Well the only way we have of representing trinary values is our Mask struct, so, I guess okay let's implement that operation. From the looks of it (since it's not really clear outside of the example):

• If the mask has $X$, the resulting bit is $X$
• If the address has ${1}$, the resulting bit is ${0}$
• Otherwise, the bit remains unchanged

Sure, we can do that:

Rust codeimpl Mask {
fn or(&self, x: u64) -> Self {
let mut res = *self;
let set_or_clear = self.set | self.clear;

for i in 0..36 {
let mask = 1 << i;
if set_or_clear & mask == 0 {
// mask has X, it stays X.
} else if x & mask != 0 {
// x has 1, we set 1.
} else {
// otherwise, we leave whatever we had
}
}

res
}
}


Let's try it out:

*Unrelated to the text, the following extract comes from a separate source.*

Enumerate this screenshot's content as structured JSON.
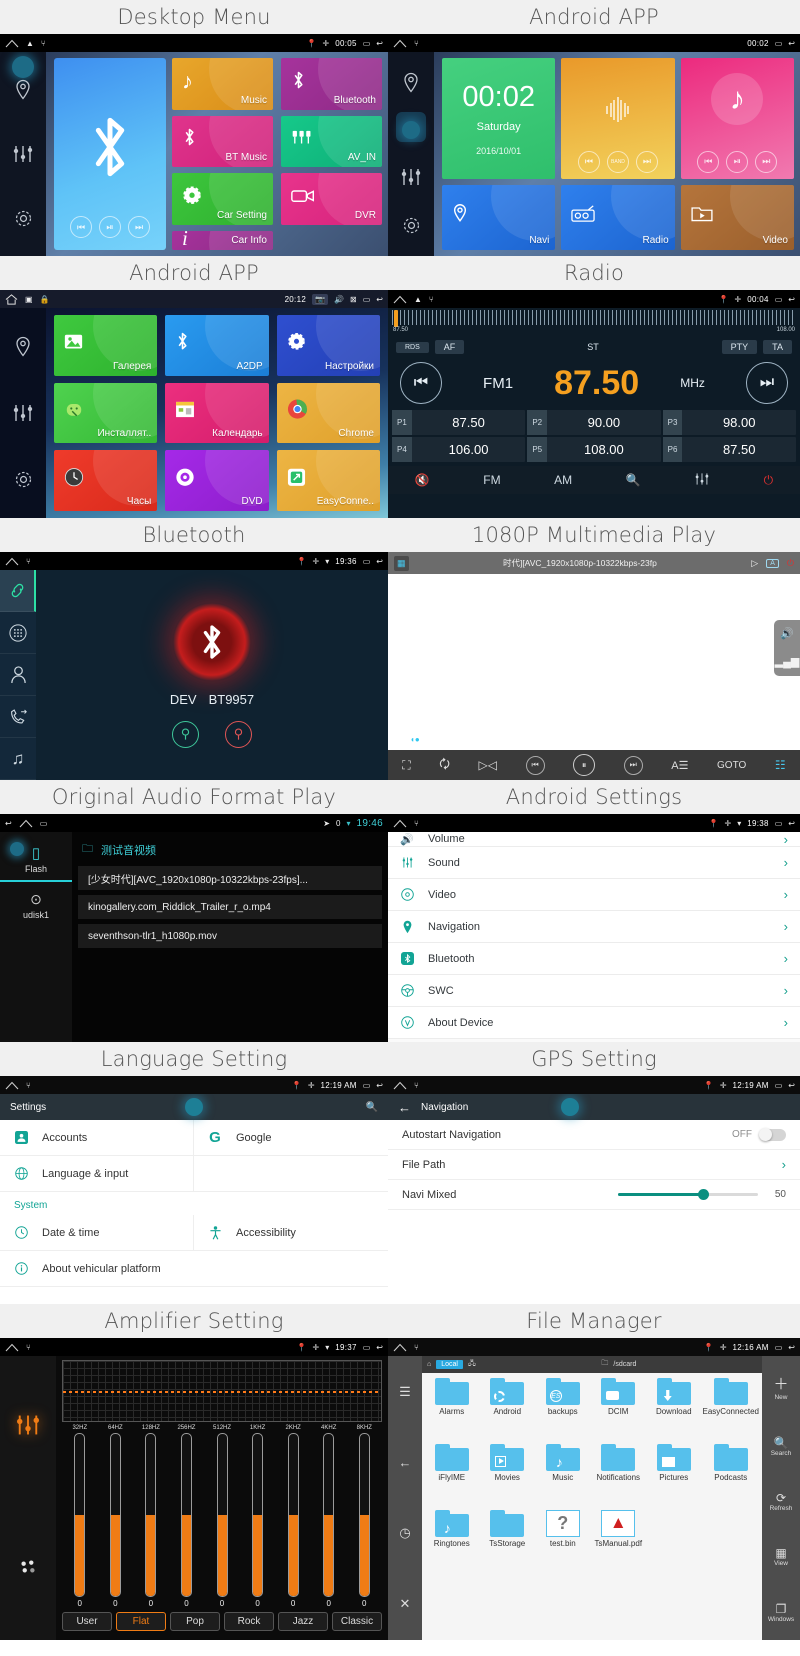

Rust codefn main() {
let program = Program::parse(include_str!("input.txt"));
println!("{:#?}", program.instructions);

}
}

Shell session$cargo run --quiet [ mask: 000000000000000000000000000000X1001X, mem = 100, mask: 00000000000000000000000000000000X0XX, mem = 1, ] 000000000000000000000000000000X1001X (mask) 000000000000000000000000000000101010 (addr) 000000000000000000000000000000X1101X (combined)  That checks out! So now that we have that combined value, we still need to generate all possible addresses... we did that before, sort of, and I can't be arsed to do it again (surprise!), so we're just going to use that - only we'll just take the Mask::set field of the resulting masks. Rust codeimpl Mask { fn each_binary_value(&self) -> impl Iterator<Item = u64> + '_ { self.each_combination().map(|m| m.set) } }  Let's make super sure it matches the example now: Rust codefn main() { let program = Program::parse(include_str!("input.txt")); println!("{:#?}", program.instructions); if let Instruction::SetMask(mask) = &program.instructions { println!("{:?} (mask)", mask); let addr = 42; println!("{:036b} (addr)", addr); let mask = mask.or(addr); println!("{:?} (combined)", mask); println!("yields:"); for val in mask.each_binary_value() { println!("{:036b} ({})", val, val); } } }  Shell session$ cargo run --quiet
[
mem = 100,
mem = 1,
]
000000000000000000000000000000X1101X (combined)
yields:
000000000000000000000000000000011010 (26)
000000000000000000000000000000011011 (27)
000000000000000000000000000000111010 (58)
000000000000000000000000000000111011 (59)


It does! It does matches the example. Praise be.

With this, we can once again implement the logic to "interpret" our program, and get the example's result:

Rust codefn main() {
let mut mem = HashMap::<u64, u64>::new();

let program = Program::parse(include_str!("input.txt"));
for ins in &program.instructions {
match *ins {
Instruction::Assign { addr, val } => {
}
}
}
}

}

Shell session$cargo run --quiet Answer: 208  There. Wonderful. Now for the real puzzle input. What's wrong amos, you sound pissed? I'm not! I'm not. It's just, we have binary computers, you know? Not trinary computers. And I don't want to just have an array of enums, that would make no sens- What's the matter? You can't fit everything in your little typechecked world? Boo hoo. Cry me a river. But I could that's the thing, it just wouldn't be efficient, because something something computers. Uhhh.. and now for the real puzzle input: Shell session$ cargo run --quiet